- TASK DESCRIPTION
Set the entries down once more, exactly as they are worded.

- STORED DATA
★ ★ ★ ★ ★
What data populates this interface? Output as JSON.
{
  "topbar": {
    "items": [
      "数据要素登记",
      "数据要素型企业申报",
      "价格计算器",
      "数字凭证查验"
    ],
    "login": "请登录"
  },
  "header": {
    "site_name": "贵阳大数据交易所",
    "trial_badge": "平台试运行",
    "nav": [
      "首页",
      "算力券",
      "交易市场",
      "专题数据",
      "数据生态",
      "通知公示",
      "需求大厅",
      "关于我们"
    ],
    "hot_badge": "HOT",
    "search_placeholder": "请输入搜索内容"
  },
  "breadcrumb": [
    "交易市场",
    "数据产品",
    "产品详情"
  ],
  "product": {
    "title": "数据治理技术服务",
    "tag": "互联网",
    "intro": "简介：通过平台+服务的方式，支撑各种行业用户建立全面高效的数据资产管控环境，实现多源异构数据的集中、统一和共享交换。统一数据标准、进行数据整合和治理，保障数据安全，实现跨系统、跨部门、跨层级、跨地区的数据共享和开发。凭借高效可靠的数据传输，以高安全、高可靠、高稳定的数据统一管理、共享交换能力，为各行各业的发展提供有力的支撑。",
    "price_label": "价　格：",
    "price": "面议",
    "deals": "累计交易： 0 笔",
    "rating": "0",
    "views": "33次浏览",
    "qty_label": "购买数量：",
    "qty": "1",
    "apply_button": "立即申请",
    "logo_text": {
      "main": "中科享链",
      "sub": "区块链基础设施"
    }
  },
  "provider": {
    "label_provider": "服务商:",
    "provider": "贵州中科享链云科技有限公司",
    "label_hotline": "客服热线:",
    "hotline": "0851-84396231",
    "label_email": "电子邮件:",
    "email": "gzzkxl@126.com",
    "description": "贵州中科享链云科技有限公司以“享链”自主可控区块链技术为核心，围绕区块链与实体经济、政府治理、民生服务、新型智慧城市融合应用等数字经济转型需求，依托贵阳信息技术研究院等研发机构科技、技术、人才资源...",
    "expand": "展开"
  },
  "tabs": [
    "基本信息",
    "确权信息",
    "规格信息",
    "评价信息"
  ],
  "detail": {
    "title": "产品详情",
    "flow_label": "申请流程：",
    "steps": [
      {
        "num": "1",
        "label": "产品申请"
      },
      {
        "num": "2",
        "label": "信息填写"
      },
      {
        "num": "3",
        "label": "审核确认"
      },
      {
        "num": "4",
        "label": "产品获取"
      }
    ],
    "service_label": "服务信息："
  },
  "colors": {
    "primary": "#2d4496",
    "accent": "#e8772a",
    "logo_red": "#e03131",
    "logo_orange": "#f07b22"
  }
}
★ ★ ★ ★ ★
- REPLY
What data populates this interface? Output as JSON.
{
  "topbar": {
    "items": [
      "数据要素登记",
      "数据要素型企业申报",
      "价格计算器",
      "数字凭证查验"
    ],
    "login": "请登录"
  },
  "header": {
    "site_name": "贵阳大数据交易所",
    "trial_badge": "平台试运行",
    "nav": [
      "首页",
      "算力券",
      "交易市场",
      "专题数据",
      "数据生态",
      "通知公示",
      "需求大厅",
      "关于我们"
    ],
    "hot_badge": "HOT",
    "search_placeholder": "请输入搜索内容"
  },
  "breadcrumb": [
    "交易市场",
    "数据产品",
    "产品详情"
  ],
  "product": {
    "title": "数据治理技术服务",
    "tag": "互联网",
    "intro": "简介：通过平台+服务的方式，支撑各种行业用户建立全面高效的数据资产管控环境，实现多源异构数据的集中、统一和共享交换。统一数据标准、进行数据整合和治理，保障数据安全，实现跨系统、跨部门、跨层级、跨地区的数据共享和开发。凭借高效可靠的数据传输，以高安全、高可靠、高稳定的数据统一管理、共享交换能力，为各行各业的发展提供有力的支撑。",
    "price_label": "价　格：",
    "price": "面议",
    "deals": "累计交易： 0 笔",
    "rating": "0",
    "views": "33次浏览",
    "qty_label": "购买数量：",
    "qty": "1",
    "apply_button": "立即申请",
    "logo_text": {
      "main": "中科享链",
      "sub": "区块链基础设施"
    }
  },
  "provider": {
    "label_provider": "服务商:",
    "provider": "贵州中科享链云科技有限公司",
    "label_hotline": "客服热线:",
    "hotline": "0851-84396231",
    "label_email": "电子邮件:",
    "email": "gzzkxl@126.com",
    "description": "贵州中科享链云科技有限公司以“享链”自主可控区块链技术为核心，围绕区块链与实体经济、政府治理、民生服务、新型智慧城市融合应用等数字经济转型需求，依托贵阳信息技术研究院等研发机构科技、技术、人才资源...",
    "expand": "展开"
  },
  "tabs": [
    "基本信息",
    "确权信息",
    "规格信息",
    "评价信息"
  ],
  "detail": {
    "title": "产品详情",
    "flow_label": "申请流程：",
    "steps": [
      {
        "num": "1",
        "label": "产品申请"
      },
      {
        "num": "2",
        "label": "信息填写"
      },
      {
        "num": "3",
        "label": "审核确认"
      },
      {
        "num": "4",
        "label": "产品获取"
      }
    ],
    "service_label": "服务信息："
  },
  "colors": {
    "primary": "#2d4496",
    "accent": "#e8772a",
    "logo_red": "#e03131",
    "logo_orange": "#f07b22"
  }
}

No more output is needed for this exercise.